Task goal: Total the lines of the listing below that hold the word "Shear". Output nothing except that number.

Task material:

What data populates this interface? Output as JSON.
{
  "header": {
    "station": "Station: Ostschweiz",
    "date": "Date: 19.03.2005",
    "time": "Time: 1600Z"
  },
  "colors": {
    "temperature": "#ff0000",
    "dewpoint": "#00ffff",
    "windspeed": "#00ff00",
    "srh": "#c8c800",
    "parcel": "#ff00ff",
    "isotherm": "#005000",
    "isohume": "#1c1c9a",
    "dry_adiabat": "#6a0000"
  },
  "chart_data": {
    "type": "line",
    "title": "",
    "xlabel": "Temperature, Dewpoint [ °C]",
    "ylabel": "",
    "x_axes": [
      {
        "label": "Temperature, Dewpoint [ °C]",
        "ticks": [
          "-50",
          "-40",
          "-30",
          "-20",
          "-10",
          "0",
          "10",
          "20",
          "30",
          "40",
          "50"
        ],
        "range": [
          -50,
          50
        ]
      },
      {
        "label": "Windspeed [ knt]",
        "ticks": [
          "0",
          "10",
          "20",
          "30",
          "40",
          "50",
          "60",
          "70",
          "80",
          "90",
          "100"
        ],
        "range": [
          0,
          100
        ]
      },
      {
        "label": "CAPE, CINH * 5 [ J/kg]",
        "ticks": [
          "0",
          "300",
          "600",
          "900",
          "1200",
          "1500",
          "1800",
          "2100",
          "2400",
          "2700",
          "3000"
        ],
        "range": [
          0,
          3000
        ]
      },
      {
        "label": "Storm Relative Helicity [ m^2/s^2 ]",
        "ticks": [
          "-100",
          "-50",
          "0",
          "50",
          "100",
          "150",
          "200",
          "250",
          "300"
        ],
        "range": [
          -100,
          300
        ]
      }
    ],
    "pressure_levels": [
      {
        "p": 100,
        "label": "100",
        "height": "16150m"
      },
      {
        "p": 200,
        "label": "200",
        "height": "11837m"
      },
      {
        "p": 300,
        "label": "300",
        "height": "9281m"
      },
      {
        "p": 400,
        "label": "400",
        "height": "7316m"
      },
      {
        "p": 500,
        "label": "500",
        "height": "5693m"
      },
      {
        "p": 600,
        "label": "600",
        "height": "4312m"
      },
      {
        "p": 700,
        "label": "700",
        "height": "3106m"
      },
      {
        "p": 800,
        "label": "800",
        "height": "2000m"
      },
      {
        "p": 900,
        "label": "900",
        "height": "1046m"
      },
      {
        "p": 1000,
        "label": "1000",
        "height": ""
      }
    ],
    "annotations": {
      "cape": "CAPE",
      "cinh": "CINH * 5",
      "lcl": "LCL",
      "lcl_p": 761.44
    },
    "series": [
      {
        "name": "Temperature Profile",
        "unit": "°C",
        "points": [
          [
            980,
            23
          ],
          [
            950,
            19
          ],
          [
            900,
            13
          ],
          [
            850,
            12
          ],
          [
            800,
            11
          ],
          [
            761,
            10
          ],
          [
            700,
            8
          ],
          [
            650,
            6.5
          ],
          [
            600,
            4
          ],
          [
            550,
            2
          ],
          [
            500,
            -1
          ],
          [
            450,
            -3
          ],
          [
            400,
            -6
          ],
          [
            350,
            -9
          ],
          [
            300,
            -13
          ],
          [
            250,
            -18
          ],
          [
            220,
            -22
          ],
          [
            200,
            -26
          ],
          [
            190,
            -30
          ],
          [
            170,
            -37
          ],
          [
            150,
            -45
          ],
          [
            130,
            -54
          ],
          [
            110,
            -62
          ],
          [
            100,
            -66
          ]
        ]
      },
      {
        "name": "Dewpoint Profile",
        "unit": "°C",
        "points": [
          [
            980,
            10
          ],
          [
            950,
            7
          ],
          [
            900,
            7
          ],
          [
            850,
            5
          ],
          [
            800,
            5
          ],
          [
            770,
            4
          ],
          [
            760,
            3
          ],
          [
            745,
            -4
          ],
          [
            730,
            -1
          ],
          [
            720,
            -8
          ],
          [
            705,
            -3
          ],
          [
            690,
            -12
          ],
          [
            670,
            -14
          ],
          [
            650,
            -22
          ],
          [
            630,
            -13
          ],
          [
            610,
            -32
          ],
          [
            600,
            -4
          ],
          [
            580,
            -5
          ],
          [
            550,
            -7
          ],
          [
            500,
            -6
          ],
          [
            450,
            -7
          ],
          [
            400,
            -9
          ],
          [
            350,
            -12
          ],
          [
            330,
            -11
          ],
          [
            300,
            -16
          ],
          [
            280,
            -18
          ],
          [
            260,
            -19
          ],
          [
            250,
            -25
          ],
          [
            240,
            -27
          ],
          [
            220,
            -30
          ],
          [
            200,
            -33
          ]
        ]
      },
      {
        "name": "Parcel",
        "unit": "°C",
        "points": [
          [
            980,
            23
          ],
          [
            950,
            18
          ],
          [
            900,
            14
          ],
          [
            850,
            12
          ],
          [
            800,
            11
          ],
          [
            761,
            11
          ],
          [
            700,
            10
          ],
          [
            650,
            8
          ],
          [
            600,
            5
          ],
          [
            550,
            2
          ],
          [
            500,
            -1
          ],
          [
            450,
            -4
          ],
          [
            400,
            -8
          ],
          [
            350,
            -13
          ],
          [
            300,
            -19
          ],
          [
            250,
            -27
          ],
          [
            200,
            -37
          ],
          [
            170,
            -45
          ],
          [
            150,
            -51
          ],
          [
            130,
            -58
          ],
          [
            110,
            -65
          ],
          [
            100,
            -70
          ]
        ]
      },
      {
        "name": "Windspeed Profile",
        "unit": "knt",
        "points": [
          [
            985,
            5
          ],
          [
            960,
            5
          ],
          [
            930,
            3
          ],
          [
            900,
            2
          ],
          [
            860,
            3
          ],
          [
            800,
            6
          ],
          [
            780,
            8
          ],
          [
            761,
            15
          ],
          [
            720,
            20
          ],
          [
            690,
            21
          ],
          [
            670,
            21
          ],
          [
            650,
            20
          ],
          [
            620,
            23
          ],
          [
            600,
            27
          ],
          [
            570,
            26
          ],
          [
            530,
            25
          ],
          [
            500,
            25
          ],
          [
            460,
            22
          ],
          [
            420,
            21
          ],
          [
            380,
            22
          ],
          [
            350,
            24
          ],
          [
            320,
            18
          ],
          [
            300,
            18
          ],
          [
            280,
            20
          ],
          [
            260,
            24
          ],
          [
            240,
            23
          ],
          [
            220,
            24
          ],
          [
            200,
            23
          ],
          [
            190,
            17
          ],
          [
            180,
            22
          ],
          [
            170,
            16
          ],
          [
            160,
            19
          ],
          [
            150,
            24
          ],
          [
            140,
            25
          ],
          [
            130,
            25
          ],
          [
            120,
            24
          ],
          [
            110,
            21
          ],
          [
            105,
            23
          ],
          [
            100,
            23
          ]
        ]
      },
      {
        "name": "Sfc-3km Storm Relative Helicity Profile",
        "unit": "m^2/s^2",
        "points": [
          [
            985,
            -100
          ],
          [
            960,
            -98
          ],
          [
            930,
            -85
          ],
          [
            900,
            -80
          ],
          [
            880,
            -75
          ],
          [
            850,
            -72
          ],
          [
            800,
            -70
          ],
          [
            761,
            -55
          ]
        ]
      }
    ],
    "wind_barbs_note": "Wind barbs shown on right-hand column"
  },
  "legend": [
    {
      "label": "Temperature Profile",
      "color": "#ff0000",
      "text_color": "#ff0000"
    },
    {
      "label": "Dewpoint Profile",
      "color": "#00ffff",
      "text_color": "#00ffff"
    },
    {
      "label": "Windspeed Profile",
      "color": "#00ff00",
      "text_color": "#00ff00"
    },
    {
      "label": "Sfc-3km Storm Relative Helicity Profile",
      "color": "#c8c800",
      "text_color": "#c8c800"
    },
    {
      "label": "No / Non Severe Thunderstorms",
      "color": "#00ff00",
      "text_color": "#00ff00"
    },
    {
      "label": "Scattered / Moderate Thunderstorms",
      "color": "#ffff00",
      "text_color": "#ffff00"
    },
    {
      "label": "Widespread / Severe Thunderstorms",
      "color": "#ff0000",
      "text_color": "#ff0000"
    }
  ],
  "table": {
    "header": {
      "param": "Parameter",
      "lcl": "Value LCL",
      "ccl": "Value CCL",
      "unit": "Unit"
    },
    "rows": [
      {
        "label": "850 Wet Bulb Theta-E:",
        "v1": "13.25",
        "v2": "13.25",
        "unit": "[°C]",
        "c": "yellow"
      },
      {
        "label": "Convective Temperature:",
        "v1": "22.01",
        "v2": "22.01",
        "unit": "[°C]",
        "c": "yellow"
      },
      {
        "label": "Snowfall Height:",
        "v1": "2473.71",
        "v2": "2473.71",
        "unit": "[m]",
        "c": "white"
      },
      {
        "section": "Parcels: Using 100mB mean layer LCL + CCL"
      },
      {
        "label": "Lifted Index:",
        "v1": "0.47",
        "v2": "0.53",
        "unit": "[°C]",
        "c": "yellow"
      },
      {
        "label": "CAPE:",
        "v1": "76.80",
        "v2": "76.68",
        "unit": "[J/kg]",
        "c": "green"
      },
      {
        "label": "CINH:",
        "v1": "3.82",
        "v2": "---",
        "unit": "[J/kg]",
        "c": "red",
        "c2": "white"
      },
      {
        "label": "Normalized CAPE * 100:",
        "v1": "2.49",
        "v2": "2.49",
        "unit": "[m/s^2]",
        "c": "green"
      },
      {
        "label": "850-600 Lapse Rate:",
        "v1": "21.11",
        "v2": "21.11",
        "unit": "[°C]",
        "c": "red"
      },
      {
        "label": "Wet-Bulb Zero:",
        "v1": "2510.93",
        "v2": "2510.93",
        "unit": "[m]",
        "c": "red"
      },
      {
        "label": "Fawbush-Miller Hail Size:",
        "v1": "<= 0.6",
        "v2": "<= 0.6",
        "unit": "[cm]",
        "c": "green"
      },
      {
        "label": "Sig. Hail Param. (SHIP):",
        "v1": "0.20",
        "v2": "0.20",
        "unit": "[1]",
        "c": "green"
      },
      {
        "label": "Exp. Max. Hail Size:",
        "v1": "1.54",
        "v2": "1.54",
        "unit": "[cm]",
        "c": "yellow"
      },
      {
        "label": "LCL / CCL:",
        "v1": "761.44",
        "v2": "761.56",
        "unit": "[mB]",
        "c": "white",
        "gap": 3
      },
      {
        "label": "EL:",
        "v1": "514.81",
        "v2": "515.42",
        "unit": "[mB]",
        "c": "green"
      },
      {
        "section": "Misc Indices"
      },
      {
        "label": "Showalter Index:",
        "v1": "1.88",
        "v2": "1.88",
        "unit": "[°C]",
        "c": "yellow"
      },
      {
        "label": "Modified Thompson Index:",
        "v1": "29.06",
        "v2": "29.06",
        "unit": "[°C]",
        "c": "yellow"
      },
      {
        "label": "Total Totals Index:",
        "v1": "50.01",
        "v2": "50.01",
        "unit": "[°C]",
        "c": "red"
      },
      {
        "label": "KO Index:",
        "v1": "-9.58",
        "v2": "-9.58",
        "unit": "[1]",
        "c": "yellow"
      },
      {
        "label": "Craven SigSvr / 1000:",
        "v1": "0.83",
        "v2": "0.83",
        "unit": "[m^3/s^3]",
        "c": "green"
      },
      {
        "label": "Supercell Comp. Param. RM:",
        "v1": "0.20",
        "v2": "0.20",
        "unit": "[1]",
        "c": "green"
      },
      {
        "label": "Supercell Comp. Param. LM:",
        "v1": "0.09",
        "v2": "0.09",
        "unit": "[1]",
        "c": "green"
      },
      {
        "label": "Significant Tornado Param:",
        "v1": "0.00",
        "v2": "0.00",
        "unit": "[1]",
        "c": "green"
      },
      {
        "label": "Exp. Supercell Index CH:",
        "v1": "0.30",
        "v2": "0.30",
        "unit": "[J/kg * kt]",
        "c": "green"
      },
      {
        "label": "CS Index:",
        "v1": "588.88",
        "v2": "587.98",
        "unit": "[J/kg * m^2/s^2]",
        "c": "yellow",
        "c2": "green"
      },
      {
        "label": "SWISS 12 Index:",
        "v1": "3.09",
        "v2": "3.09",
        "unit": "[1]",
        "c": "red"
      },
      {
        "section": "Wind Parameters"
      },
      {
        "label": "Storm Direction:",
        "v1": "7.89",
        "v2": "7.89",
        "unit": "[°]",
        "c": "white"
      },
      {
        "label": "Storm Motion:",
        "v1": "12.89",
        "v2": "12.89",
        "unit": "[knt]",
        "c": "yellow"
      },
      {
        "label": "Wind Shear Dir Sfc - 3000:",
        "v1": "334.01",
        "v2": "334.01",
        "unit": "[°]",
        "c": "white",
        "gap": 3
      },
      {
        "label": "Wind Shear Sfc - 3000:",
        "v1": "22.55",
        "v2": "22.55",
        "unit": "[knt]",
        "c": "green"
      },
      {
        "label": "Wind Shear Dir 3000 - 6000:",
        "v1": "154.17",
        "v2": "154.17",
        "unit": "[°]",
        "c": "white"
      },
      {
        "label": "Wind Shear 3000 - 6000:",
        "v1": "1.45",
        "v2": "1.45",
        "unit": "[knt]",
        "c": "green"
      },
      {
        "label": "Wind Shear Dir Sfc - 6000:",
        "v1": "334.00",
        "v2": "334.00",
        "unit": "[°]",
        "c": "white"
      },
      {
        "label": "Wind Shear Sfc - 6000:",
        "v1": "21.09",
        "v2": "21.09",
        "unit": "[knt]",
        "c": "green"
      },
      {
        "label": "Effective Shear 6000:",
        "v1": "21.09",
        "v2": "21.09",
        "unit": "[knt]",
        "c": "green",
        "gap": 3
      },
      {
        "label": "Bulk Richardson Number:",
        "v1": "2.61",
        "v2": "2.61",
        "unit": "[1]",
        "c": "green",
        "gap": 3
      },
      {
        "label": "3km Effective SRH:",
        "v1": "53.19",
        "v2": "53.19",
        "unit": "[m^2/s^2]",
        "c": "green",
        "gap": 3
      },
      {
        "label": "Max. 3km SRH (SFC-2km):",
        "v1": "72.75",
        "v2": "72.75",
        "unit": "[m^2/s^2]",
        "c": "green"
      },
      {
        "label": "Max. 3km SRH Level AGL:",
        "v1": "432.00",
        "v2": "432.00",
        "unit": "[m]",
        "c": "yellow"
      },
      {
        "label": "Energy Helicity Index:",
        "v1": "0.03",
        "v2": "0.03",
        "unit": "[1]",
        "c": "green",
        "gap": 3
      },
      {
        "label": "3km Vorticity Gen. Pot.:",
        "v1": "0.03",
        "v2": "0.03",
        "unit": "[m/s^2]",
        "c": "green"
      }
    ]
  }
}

Exercise output: 7